I didn’t have that same feeling while running on the trails with these shoes. The traction on these shoes are good enough for the road and maybe on dry grass but forget it for wet surfaces. I wasn’t slipping like crazy but I also didn’t like the feeling of it either.
• Very light
• Looks good enough for casual wear
• Not very durable
• Not enough conditioning for longer runs
• No extra eyelet for extra support
I would use the Nike Flex Fury 2 for shorter faster-paced efforts because of its responsiveness and lightweight nature.
I wouldn’t use these shoes for daily training or anything off-road. These shoes are a pretty good upgrade to the original but it comes with some tradeoffs. This model has better comfort and responsiveness but it doesn’t have the durability or traction.
This expert has been verified by RunRepeat. Reviews are neutral, unbiased and based on extensive testing.
In my opinion, one of Nike's best running shoes, by far.
They look good. They feel really nice and comfortable.
It is really cushiony, but it has some support.
- The upper unit of this affordable running shoe now features a minimal mesh material, which delivers flexible and comfortable coverage. It’s thin enough to encourage air to seamlessly flow in it while strong enough to withstand damage. It certainly looks more intact and sturdier than the fabric featured in the original Flex Fury, which had the tendency to slacken and lose structure after a few uses.
- Instead of stitching on the sides to serve as overlays, the 2nd version of the Flex Fury now utilizes the Flywire technology.
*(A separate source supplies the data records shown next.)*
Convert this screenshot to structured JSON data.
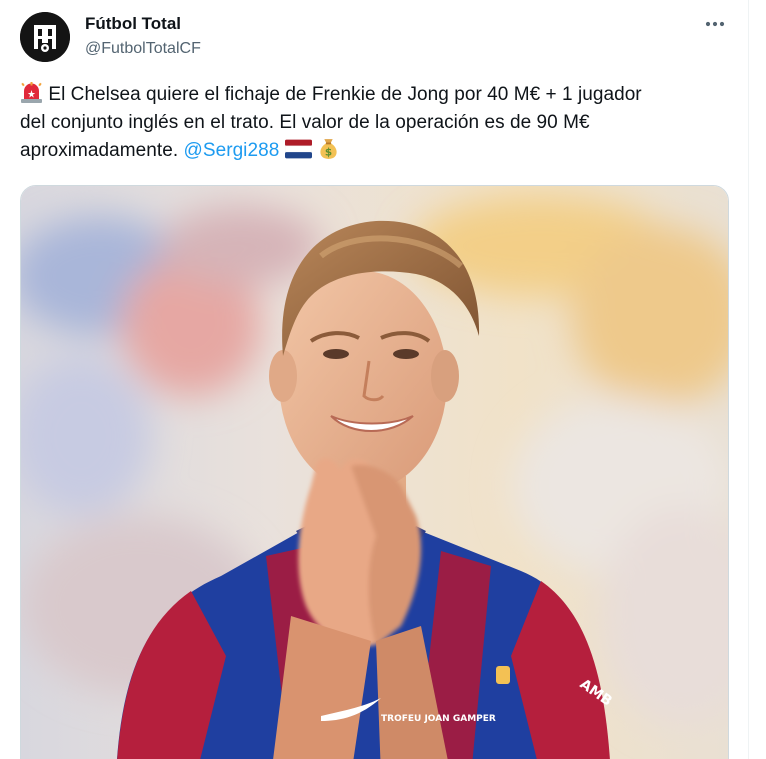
{
  "author": {
    "display_name": "Fútbol Total",
    "handle": "@FutbolTotalCF",
    "avatar_icon": "futbol-total-logo"
  },
  "menu": {
    "icon": "more-horizontal-icon"
  },
  "tweet": {
    "emoji_start": "siren-emoji",
    "line1": "El Chelsea quiere el fichaje de Frenkie de Jong por 40 M€ + 1 jugador",
    "line2": "del conjunto inglés en el trato. El valor de la operación es de 90 M€",
    "line3": "aproximadamente.",
    "mention": "@Sergi288",
    "emoji_end": [
      "netherlands-flag-emoji",
      "money-bag-emoji"
    ]
  },
  "media": {
    "type": "photo",
    "jersey_sponsor_text": "AMB",
    "jersey_badge_text": "TROFEU JOAN GAMPER"
  },
  "colors": {
    "text": "#0f1419",
    "secondary": "#536471",
    "link": "#1d9bf0",
    "border": "#cfd9de"
  }
}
These exposed cables on the sides react to the loosening or tightening of the shoelaces, making the fit more customizable.
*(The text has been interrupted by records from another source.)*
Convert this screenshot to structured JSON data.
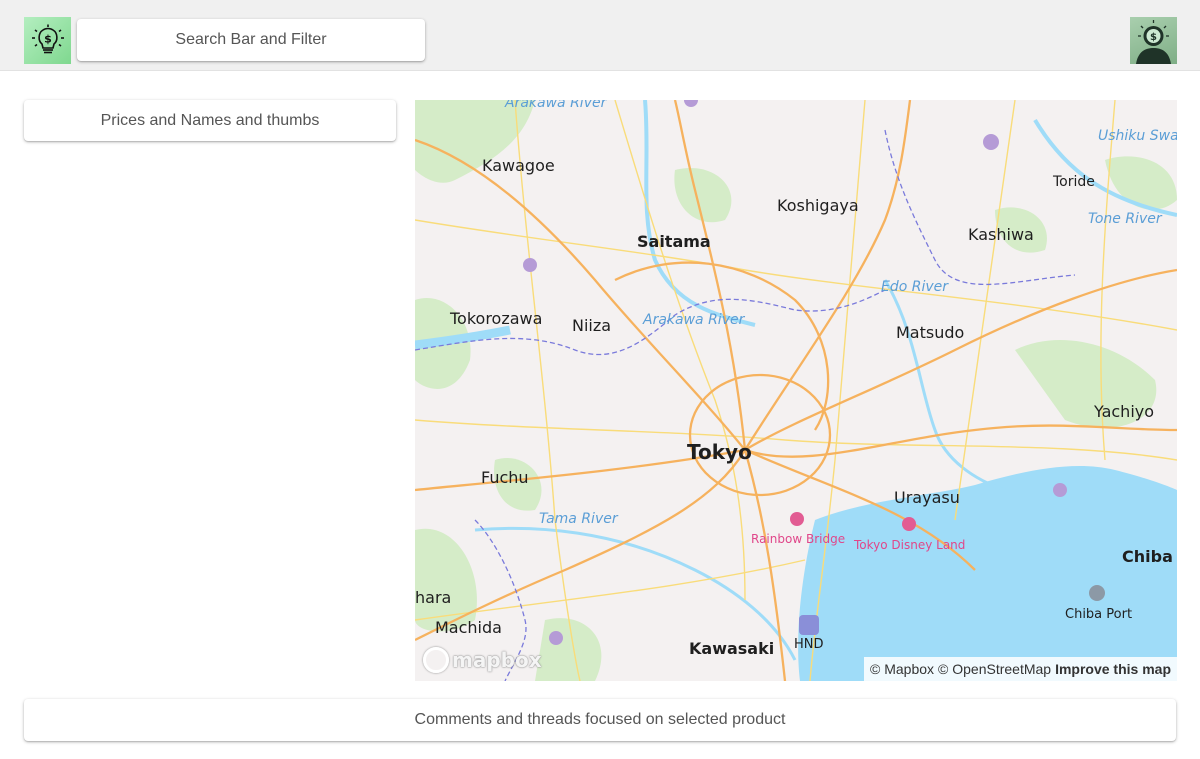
{
  "header": {
    "logo_icon": "lightbulb-dollar-icon",
    "search_label": "Search Bar and Filter",
    "avatar_icon": "user-avatar-icon"
  },
  "panels": {
    "listing_label": "Prices and Names and thumbs",
    "comments_label": "Comments and threads focused on selected product"
  },
  "map": {
    "places": {
      "tokyo": "Tokyo",
      "saitama": "Saitama",
      "kawagoe": "Kawagoe",
      "koshigaya": "Koshigaya",
      "toride": "Toride",
      "kashiwa": "Kashiwa",
      "tokorozawa": "Tokorozawa",
      "niiza": "Niiza",
      "matsudo": "Matsudo",
      "yachiyo": "Yachiyo",
      "fuchu": "Fuchu",
      "urayasu": "Urayasu",
      "chiba": "Chiba",
      "machida": "Machida",
      "kawasaki": "Kawasaki",
      "hara": "hara",
      "hnd": "HND",
      "chiba_port": "Chiba Port"
    },
    "water": {
      "arakawa_top": "Arakawa River",
      "arakawa_mid": "Arakawa River",
      "edo": "Edo River",
      "tone": "Tone River",
      "tama": "Tama River",
      "ushiku": "Ushiku Swa"
    },
    "pois": {
      "rainbow_bridge": "Rainbow Bridge",
      "tokyo_disney_land": "Tokyo Disney Land"
    },
    "logo_text": "mapbox",
    "attribution": {
      "mapbox": "© Mapbox",
      "osm": "© OpenStreetMap",
      "improve": "Improve this map"
    },
    "colors": {
      "water": "#9fdcf8",
      "land": "#f4f1f1",
      "park": "#d5ecc8",
      "major_road": "#f6b25e",
      "minor_road": "#f9dc7a",
      "boundary": "#7a7adb"
    }
  }
}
- The weight of this update is 221 grams (7.8 oz), which is lighter than the previous version’s, which is 238 grams (8.4 oz). This shoe’s lesser weight lets the runner perform and not feel that their footwear is dragging them down with a heavy form.
- The interior of this running shoe has a smooth fabric lining for a more comfortable wearing experience. It’s not irritating to the skin. The cushioned insole adds some more cushioning for the runner without sacrificing flexibility.
The Flex Fury 2 from Nike has a regular running shoe length. It was created to accommodate the runner who has medium-sized heel, mid-foot and forefoot areas. The semi-curved shape of the shoe lets the natural shape of the foot acclimate itself into it, offering a snug yet adequate fit.
The outsole unit features the Nike Flex technology. The surface of this section essentially has nodes that are meant to distribute pressure when landing the foot on the ground. The minimal design and grooves in between these nodes allow for natural flexibility for the foot.
Rubber can be found on the outsole unit, but it’s not as prominent as other outsole rubber units. It can provide traction and protection from wear, but it’s not the premium rubber outsole that’s prevalent in most shoes.
A Dual-density mid-sole delivers responsible cushioning and smoother transitions through the gait cycle. It’s a durable material that carries the foot well, while maintaining the level of flexibility that’s expected of the Flex Fury 2.
A cushioned insole adds a bit more underfoot comfort. It’s a helpful addition that makes the platform more agreeable and reactive to the cushioning needs of the runner.
The upper fabric featured in the Flex Fury 2 is certainly sturdier than the previous version’s. It’s soft, responsive to the movements of the foot, and breathable enough. It’s a comfortable material that’s made of high quality mesh and textiles.
The Flywire cables are made of high quality materials, so they’re not off to be easily damaged even when they’re exposed to the sides of the shoe. The cables themselves help in the tightening and loosening of the upper unit because they respond to the adjustments made to the shoelaces.